In other words, rescuing 470,000 tons of food valued at NIS 3b. – 20% of the food wasted in Israel annually – should address the problem of food insecurity.
Rescuing this food instead, the study indicated, would cost only NIS 830m. – resulting in a surplus of some NIS 2.1b. for the state. Taking into account social and environmental factors, this figure more than doubles to NIS 4.5b.
Unfortunately, the report showed that only 28,000 tons of food – accounting for only 1.2% of food wasted each year – is rescued in Israel, valued at NIS 140 million.
“Israel is greatly lagging behind other countries in this field,” Kroch told The Jerusalem Post on Tuesday.
In September 2015 the UN established a 50% food waste-reduction goal by the year 2030. The US, a world leader in food rescue, as well as other European countries, have adopted a similar goal.
“Israel is not even close to setting a target for minimizing food waste,” Kroch said, noting that Israel is one of the only countries in the OECD that has not even set a target.

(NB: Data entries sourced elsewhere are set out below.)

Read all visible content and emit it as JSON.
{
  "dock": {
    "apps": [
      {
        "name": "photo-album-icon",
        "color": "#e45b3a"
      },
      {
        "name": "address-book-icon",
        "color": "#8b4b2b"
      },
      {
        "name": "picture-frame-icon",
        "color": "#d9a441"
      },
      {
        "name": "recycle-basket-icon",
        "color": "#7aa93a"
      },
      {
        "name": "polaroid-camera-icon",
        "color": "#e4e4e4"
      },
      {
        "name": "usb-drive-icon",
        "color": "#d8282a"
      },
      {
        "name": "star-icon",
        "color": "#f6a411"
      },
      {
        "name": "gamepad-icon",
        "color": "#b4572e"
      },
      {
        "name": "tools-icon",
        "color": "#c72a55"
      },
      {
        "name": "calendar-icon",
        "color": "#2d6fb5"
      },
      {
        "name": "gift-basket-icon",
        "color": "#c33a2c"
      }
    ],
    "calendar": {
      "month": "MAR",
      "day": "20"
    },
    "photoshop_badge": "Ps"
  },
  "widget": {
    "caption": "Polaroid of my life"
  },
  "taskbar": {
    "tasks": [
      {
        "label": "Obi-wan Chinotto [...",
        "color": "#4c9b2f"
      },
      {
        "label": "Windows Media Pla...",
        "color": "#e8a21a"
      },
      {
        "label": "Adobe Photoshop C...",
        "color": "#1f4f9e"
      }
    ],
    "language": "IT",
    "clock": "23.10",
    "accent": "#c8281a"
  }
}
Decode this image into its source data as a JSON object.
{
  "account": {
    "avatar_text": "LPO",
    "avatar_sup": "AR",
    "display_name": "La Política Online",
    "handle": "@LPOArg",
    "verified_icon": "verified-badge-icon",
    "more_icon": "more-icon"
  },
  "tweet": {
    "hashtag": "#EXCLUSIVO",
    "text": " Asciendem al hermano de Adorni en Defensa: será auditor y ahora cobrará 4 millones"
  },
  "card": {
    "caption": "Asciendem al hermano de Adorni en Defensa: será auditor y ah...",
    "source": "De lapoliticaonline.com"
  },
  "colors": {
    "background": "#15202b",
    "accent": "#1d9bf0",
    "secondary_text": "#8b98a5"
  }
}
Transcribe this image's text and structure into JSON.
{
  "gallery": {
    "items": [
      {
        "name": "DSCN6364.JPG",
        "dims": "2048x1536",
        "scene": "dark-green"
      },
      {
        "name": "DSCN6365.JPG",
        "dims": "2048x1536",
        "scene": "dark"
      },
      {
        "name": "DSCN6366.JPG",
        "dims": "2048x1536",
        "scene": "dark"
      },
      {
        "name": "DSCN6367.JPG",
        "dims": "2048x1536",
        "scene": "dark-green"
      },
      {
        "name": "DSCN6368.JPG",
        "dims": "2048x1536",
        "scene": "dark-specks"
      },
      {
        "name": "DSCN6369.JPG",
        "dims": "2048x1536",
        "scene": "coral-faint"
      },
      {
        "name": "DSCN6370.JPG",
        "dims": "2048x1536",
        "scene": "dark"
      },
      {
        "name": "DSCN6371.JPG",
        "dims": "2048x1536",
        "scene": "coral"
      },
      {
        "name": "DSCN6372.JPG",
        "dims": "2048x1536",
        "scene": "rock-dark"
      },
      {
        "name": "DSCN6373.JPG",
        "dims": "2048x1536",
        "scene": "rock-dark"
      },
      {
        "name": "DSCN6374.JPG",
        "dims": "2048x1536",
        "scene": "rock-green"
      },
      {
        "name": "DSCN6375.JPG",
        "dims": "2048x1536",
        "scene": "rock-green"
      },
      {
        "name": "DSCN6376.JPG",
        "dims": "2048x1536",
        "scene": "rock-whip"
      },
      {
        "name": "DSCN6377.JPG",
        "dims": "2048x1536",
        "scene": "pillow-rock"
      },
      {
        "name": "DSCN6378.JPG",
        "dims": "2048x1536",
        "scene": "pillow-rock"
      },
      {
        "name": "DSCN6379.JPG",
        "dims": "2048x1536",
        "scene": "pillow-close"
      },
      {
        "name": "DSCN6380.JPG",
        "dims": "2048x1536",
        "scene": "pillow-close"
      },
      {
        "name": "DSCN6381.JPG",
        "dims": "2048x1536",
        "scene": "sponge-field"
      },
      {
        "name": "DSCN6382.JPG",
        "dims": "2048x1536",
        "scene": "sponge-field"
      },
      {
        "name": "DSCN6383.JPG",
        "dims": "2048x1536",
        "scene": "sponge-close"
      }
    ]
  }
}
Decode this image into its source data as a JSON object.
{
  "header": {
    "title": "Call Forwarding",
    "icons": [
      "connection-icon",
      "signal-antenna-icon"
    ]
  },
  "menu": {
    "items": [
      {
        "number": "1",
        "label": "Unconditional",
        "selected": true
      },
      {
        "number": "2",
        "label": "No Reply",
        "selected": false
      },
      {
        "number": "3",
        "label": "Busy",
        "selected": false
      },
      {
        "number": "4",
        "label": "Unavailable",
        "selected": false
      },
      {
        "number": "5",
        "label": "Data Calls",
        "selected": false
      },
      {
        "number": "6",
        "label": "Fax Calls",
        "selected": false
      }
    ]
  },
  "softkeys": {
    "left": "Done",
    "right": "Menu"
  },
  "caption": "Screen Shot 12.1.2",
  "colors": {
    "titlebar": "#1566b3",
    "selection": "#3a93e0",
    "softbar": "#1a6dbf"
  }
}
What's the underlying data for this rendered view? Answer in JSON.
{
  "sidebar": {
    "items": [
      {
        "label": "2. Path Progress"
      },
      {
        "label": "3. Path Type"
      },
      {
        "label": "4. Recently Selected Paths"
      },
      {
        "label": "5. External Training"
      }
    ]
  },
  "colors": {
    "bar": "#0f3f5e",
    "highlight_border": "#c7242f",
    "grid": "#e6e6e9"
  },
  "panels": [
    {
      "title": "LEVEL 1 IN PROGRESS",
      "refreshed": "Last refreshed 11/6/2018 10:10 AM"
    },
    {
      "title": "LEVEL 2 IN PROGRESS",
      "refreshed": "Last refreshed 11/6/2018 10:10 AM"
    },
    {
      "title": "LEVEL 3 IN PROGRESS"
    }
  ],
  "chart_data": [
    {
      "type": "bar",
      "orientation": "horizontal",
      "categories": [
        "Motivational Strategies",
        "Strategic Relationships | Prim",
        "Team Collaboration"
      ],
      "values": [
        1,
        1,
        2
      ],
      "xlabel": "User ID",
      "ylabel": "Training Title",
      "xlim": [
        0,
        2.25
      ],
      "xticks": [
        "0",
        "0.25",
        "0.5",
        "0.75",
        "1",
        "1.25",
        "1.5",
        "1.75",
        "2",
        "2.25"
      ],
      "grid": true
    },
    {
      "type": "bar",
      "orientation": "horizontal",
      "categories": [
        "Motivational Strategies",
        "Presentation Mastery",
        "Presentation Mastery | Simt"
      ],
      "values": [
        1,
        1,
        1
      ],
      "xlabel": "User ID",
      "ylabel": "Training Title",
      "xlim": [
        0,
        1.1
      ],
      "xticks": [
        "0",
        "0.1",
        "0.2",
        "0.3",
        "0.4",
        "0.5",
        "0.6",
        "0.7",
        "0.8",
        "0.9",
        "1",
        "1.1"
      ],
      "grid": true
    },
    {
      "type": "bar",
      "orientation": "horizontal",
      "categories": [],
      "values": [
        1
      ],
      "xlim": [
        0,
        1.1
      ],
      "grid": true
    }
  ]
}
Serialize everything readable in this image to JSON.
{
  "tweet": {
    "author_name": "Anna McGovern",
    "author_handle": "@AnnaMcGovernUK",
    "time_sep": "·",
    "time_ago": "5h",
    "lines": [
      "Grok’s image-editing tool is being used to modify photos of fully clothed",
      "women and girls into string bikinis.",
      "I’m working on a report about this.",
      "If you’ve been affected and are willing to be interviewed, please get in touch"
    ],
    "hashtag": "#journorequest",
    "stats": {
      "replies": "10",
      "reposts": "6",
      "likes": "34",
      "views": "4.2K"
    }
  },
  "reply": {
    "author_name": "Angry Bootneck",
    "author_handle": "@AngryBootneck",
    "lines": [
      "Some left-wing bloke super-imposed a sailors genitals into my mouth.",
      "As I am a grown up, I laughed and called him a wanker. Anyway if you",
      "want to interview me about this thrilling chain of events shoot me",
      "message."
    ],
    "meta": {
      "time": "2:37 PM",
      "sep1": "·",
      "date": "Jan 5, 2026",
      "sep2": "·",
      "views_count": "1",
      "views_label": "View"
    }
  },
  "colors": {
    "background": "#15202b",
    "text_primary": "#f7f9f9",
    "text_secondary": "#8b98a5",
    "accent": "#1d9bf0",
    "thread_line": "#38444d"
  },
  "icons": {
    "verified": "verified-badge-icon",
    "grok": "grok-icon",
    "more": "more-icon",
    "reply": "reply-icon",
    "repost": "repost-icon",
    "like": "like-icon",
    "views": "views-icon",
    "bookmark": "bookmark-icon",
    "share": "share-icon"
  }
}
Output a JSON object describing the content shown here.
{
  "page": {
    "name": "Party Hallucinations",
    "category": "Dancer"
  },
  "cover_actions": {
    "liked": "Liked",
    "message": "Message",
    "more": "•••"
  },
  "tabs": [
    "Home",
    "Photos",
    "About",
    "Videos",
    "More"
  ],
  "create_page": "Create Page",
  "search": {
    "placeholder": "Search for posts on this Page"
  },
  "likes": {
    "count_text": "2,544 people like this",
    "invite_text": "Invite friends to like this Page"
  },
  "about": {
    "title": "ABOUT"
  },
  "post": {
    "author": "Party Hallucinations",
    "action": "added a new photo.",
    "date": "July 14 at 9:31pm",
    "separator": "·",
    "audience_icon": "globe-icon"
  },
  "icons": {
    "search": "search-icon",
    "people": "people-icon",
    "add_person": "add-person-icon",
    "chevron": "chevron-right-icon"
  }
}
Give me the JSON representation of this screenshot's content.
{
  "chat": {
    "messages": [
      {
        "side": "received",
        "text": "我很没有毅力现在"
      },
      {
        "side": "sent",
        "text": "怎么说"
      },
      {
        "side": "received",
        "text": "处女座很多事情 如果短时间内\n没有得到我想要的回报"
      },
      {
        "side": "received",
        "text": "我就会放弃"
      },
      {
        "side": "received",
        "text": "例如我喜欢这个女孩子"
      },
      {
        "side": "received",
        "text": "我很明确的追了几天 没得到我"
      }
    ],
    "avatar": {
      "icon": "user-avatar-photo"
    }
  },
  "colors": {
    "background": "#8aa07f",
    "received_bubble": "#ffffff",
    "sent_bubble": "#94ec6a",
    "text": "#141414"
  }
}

According to the report, three years after the 2015 State Comptroller’s Report on food waste warned about the lack of a clear government policy on the issue, there is still no national program for food rescue.
Realizing this potential, according to the Leket Israel CEO, requires first and foremost setting government policy for food rescue, including setting food rescue goals as well as passing legislation to encourage food rescue.
The government has taken certain minimal strides, as several government ministries, including Social Services and Agriculture, launched pilot programs in 2017 to rescue food for the needy, Kroch explained.
“We are only at the beginning of the process,” he said. “But the government is still looking for matching [funds from charities] rather than taking the lead and investing in this issue.”
“We need a national plan for food rescue, and someone needs to take responsibility for this issue – whether it is one ministry or several ministries collaborating – and together we can develop a national plan for food waste and rescue in Israel,” Kroch said.